RUMSFELD: Well, to characterize the administration's approach as ``measured'' I think would be correct. It is. We are determined to try to do this right; to put in place the capabilities and the architectures and the process that will enable us to proceed in an orderly way over a sustained period of time. We're trying to help the world understand what it is that this is about, and it's new for them as well.

And my impression is that you're right. We're not leaping into this. We're moving into it in a measured way.

(CROSSTALK)

SHELTON: If I could just add to that, Mr. Secretary.

From the military's standpoint, you know, it is very easy when you're faced with a crisis to default automatically to the military because we can move fast and we can do things that will show up well on the television or in a newspaper. On the other hand, if you really want to be effective, you have to understand that in some situations, such as the one that this country's faced with now, we have a lot of tools and we'll be much more effective if we bring it all together and apply it at the enemy's center of gravity--to use Tony's words--as a multifaceted, multidimensional because that's what it's going to take over time.

And so, not overreacting and going after it with just the military, in my military opinion, is the right way to do it.
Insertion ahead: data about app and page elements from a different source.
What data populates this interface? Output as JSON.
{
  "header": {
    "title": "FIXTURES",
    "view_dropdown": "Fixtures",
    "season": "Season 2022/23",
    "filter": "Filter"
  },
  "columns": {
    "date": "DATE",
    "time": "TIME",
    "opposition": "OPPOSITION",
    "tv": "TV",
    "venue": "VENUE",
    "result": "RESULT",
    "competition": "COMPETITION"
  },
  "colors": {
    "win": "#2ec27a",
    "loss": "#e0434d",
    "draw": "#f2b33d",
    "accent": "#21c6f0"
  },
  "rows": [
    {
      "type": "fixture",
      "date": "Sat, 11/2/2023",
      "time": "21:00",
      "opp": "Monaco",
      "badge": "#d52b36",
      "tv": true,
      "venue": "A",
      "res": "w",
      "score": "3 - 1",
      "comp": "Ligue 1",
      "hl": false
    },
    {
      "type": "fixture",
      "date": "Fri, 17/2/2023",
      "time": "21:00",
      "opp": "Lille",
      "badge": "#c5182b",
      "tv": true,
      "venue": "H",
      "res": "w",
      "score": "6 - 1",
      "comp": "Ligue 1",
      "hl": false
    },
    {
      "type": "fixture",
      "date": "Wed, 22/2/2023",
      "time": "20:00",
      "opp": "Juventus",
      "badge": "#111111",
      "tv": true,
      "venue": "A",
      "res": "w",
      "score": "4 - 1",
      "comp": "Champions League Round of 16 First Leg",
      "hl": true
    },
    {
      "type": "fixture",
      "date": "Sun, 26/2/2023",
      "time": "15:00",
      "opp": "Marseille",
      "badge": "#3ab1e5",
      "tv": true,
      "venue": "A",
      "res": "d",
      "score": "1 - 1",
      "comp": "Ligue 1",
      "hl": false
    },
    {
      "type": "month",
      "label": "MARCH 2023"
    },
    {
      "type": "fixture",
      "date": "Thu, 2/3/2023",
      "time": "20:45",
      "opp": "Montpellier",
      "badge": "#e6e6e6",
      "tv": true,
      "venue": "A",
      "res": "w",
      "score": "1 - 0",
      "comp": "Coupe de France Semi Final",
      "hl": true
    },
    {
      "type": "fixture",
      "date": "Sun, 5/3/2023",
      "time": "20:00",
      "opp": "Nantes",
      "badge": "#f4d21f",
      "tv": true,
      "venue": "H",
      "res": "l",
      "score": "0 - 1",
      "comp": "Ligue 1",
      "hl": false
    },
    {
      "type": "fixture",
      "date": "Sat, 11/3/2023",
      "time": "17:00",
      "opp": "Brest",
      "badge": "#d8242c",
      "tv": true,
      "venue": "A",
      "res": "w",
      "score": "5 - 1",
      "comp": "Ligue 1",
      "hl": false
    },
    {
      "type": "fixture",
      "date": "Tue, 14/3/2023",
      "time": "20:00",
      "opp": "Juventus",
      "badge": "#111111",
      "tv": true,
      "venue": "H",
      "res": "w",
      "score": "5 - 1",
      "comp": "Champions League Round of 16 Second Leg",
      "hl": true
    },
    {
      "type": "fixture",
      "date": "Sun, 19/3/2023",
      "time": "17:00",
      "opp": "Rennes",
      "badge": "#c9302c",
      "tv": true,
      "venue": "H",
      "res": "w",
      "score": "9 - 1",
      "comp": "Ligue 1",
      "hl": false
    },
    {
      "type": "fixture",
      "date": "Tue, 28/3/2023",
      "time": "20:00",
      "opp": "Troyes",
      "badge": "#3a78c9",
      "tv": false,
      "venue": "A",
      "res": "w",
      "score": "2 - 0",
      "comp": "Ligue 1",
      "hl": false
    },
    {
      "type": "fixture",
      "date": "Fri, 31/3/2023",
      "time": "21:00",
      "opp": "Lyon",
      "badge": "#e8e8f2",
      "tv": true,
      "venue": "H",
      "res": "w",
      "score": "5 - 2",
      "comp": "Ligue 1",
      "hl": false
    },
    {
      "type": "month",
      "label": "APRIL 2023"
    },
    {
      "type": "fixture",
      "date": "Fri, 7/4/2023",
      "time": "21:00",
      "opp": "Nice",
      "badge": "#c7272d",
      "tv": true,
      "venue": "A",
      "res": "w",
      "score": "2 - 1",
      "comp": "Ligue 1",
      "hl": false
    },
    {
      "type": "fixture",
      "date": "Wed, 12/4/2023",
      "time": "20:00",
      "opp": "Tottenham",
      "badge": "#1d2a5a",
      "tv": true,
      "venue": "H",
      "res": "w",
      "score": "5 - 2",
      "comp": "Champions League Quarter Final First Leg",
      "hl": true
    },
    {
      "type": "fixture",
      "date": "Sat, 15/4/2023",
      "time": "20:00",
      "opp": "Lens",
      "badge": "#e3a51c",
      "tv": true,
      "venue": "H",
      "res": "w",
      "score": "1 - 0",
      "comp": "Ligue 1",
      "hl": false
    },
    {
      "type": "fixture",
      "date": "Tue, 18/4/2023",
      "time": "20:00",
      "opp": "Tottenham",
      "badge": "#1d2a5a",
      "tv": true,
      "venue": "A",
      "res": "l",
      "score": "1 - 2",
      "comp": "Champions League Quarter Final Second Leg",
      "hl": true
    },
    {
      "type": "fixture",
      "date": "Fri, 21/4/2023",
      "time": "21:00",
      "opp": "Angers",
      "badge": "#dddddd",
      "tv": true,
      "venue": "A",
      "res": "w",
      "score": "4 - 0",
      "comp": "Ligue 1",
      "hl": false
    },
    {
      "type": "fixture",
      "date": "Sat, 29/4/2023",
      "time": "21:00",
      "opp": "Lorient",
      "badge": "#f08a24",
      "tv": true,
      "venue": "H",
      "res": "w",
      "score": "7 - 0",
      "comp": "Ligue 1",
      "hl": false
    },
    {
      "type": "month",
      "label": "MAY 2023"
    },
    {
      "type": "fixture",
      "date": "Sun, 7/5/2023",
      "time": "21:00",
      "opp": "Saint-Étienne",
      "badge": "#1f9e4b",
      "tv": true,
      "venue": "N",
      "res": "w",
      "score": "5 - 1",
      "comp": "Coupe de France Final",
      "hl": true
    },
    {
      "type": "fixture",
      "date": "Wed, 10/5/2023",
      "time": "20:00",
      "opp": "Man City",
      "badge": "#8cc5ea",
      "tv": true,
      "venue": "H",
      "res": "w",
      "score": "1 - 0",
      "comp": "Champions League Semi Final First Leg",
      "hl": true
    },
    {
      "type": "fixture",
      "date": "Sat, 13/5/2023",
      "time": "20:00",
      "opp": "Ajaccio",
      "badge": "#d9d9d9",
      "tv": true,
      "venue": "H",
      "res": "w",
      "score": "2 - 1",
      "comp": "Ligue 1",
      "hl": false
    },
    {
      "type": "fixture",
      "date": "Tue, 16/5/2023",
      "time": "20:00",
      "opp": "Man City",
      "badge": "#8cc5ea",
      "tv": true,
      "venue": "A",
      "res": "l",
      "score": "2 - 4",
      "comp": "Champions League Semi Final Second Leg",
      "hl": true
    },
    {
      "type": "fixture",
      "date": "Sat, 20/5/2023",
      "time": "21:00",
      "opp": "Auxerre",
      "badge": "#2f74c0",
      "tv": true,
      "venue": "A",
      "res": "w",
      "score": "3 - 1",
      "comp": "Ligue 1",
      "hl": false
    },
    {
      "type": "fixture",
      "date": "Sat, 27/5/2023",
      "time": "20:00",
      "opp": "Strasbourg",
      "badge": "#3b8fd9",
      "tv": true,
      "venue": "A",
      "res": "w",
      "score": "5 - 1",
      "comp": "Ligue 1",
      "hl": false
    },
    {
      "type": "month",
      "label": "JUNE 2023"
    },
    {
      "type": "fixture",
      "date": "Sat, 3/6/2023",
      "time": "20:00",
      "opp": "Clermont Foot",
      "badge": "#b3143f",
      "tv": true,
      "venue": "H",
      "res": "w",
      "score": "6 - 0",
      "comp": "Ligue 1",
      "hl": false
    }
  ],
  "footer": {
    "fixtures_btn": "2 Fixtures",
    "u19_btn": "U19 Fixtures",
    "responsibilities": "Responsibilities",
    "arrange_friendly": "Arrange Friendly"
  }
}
QUESTION: So you're saying that bouncing the soil, dropping bombs at an inappropriate time can have a terribly negative impact on your overall goal, is that what you're saying?
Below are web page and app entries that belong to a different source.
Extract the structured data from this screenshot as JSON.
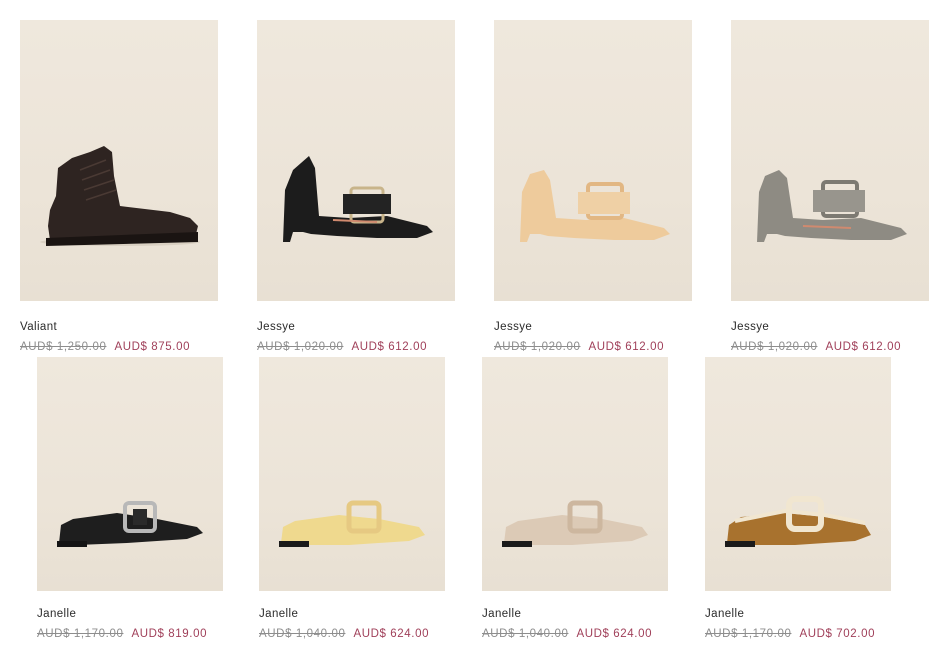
{
  "products": [
    {
      "name": "Valiant",
      "old_price": "AUD$ 1,250.00",
      "price": "AUD$ 875.00",
      "image": "dark brown lace-up boot",
      "color": "#2e2421"
    },
    {
      "name": "Jessye",
      "old_price": "AUD$ 1,020.00",
      "price": "AUD$ 612.00",
      "image": "black buckle pump",
      "color": "#1c1c1c"
    },
    {
      "name": "Jessye",
      "old_price": "AUD$ 1,020.00",
      "price": "AUD$ 612.00",
      "image": "nude buckle pump",
      "color": "#eecb9c"
    },
    {
      "name": "Jessye",
      "old_price": "AUD$ 1,020.00",
      "price": "AUD$ 612.00",
      "image": "grey buckle pump",
      "color": "#8e8b83"
    },
    {
      "name": "Janelle",
      "old_price": "AUD$ 1,170.00",
      "price": "AUD$ 819.00",
      "image": "black buckle loafer",
      "color": "#1e1e1e"
    },
    {
      "name": "Janelle",
      "old_price": "AUD$ 1,040.00",
      "price": "AUD$ 624.00",
      "image": "yellow buckle loafer",
      "color": "#efd98e"
    },
    {
      "name": "Janelle",
      "old_price": "AUD$ 1,040.00",
      "price": "AUD$ 624.00",
      "image": "beige buckle loafer",
      "color": "#dccab6"
    },
    {
      "name": "Janelle",
      "old_price": "AUD$ 1,170.00",
      "price": "AUD$ 702.00",
      "image": "tan suede shearling loafer",
      "color": "#a8722e"
    }
  ]
}
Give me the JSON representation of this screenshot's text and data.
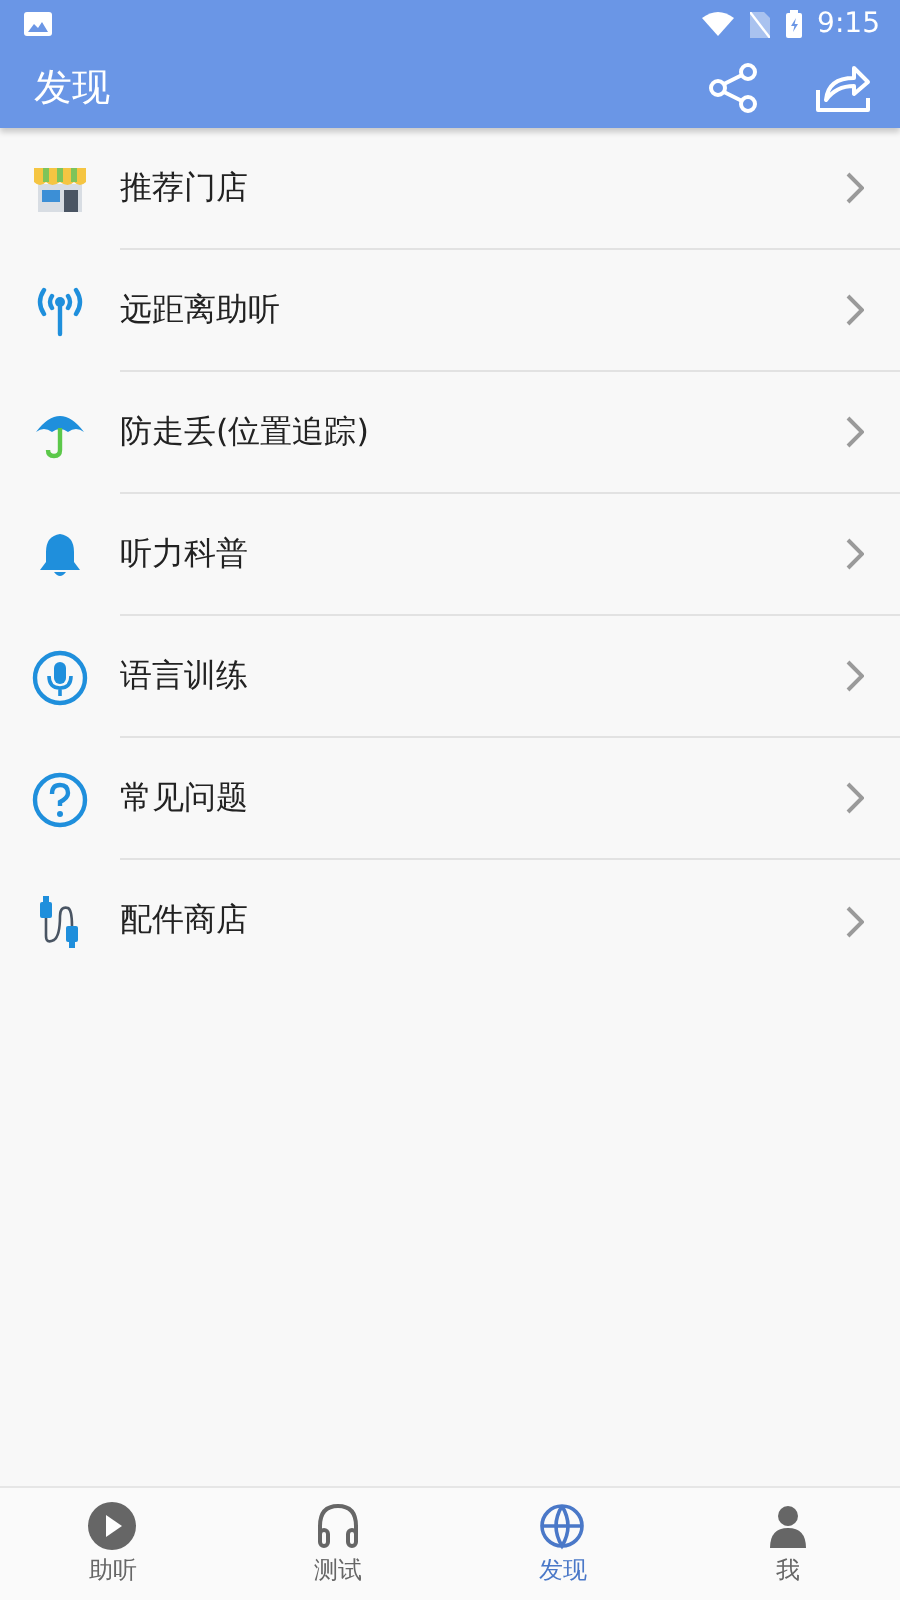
{
  "status_bar": {
    "time": "9:15"
  },
  "toolbar": {
    "title": "发现"
  },
  "items": [
    {
      "kind": "store",
      "label": "推荐门店"
    },
    {
      "kind": "antenna",
      "label": "远距离助听"
    },
    {
      "kind": "umbrella",
      "label": "防走丢(位置追踪)"
    },
    {
      "kind": "bell",
      "label": "听力科普"
    },
    {
      "kind": "mic",
      "label": "语言训练"
    },
    {
      "kind": "question",
      "label": "常见问题"
    },
    {
      "kind": "cable",
      "label": "配件商店"
    }
  ],
  "bottom_nav": [
    {
      "kind": "play",
      "label": "助听",
      "selected": false
    },
    {
      "kind": "headphones",
      "label": "测试",
      "selected": false
    },
    {
      "kind": "globe",
      "label": "发现",
      "selected": true
    },
    {
      "kind": "person",
      "label": "我",
      "selected": false
    }
  ]
}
SHELTON: I think that what I am saying is the effectiveness of a campaign against terrorism is best when you use all the tools available to you at the appropriate time and at the appropriate place, and that's what this government plans to do.

QUESTION: General Shelton, do you feel any personal frustrations...

RUMSFELD: We'll make this the last question for us, and then we're going to slip away and Charlie Abell is here who can respond to questions on the medals.

QUESTION: Do you feel personal frustration that you're not going to be here to see this through to the end? This happened on your watch.

SHELTON: I guess the analogy that I would use is, I feel like the quarterback of a football team that went out on the field and he's behind by one touchdown but he knows his team's going to come through and win. But you're in the first quarter and all of a sudden the coach sends a player out to tell you that you're eligibility just expired.

(LAUGHTER)

And, you know, I'd probably break down in tears except that, as I look over at the bench, I see an All-American quarterback that's suiting up getting ready to come in and his name is Dick Myers and he, along with the team, will go on to victory. So I feel very good about that.

Thanks very much to all of you. God bless you.

© 2001 The Washington Post Company